(Stored data)

····················

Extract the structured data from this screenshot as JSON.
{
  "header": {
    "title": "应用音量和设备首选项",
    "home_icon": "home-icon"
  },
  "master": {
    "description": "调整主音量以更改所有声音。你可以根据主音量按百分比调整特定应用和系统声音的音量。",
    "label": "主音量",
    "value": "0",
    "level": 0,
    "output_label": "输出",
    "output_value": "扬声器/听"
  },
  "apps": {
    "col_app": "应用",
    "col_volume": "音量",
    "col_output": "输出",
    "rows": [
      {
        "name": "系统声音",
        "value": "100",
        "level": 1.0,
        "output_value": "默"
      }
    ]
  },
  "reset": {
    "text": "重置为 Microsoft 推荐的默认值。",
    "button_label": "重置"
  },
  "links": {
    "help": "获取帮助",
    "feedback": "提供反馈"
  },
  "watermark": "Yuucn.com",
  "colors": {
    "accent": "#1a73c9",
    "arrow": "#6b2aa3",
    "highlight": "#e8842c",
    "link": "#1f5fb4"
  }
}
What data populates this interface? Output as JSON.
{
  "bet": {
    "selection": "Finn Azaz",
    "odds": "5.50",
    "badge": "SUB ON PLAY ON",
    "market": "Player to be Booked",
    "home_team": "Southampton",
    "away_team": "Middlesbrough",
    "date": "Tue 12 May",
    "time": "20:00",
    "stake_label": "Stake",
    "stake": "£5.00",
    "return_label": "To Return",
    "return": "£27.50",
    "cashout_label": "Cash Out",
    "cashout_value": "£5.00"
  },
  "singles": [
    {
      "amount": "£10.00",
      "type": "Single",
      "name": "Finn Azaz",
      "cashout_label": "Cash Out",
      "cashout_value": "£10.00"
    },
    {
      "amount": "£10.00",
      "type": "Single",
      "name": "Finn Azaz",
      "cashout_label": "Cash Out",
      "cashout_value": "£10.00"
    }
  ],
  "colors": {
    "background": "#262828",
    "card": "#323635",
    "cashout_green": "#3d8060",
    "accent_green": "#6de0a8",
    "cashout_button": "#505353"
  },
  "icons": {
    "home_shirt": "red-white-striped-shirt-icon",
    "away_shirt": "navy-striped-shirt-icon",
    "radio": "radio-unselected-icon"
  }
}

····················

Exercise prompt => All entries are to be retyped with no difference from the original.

Written reply =>
Extract the structured data from this screenshot as JSON.
{
  "header": {
    "title": "应用音量和设备首选项",
    "home_icon": "home-icon"
  },
  "master": {
    "description": "调整主音量以更改所有声音。你可以根据主音量按百分比调整特定应用和系统声音的音量。",
    "label": "主音量",
    "value": "0",
    "level": 0,
    "output_label": "输出",
    "output_value": "扬声器/听"
  },
  "apps": {
    "col_app": "应用",
    "col_volume": "音量",
    "col_output": "输出",
    "rows": [
      {
        "name": "系统声音",
        "value": "100",
        "level": 1.0,
        "output_value": "默"
      }
    ]
  },
  "reset": {
    "text": "重置为 Microsoft 推荐的默认值。",
    "button_label": "重置"
  },
  "links": {
    "help": "获取帮助",
    "feedback": "提供反馈"
  },
  "watermark": "Yuucn.com",
  "colors": {
    "accent": "#1a73c9",
    "arrow": "#6b2aa3",
    "highlight": "#e8842c",
    "link": "#1f5fb4"
  }
}
What data populates this interface? Output as JSON.
{
  "bet": {
    "selection": "Finn Azaz",
    "odds": "5.50",
    "badge": "SUB ON PLAY ON",
    "market": "Player to be Booked",
    "home_team": "Southampton",
    "away_team": "Middlesbrough",
    "date": "Tue 12 May",
    "time": "20:00",
    "stake_label": "Stake",
    "stake": "£5.00",
    "return_label": "To Return",
    "return": "£27.50",
    "cashout_label": "Cash Out",
    "cashout_value": "£5.00"
  },
  "singles": [
    {
      "amount": "£10.00",
      "type": "Single",
      "name": "Finn Azaz",
      "cashout_label": "Cash Out",
      "cashout_value": "£10.00"
    },
    {
      "amount": "£10.00",
      "type": "Single",
      "name": "Finn Azaz",
      "cashout_label": "Cash Out",
      "cashout_value": "£10.00"
    }
  ],
  "colors": {
    "background": "#262828",
    "card": "#323635",
    "cashout_green": "#3d8060",
    "accent_green": "#6de0a8",
    "cashout_button": "#505353"
  },
  "icons": {
    "home_shirt": "red-white-striped-shirt-icon",
    "away_shirt": "navy-striped-shirt-icon",
    "radio": "radio-unselected-icon"
  }
}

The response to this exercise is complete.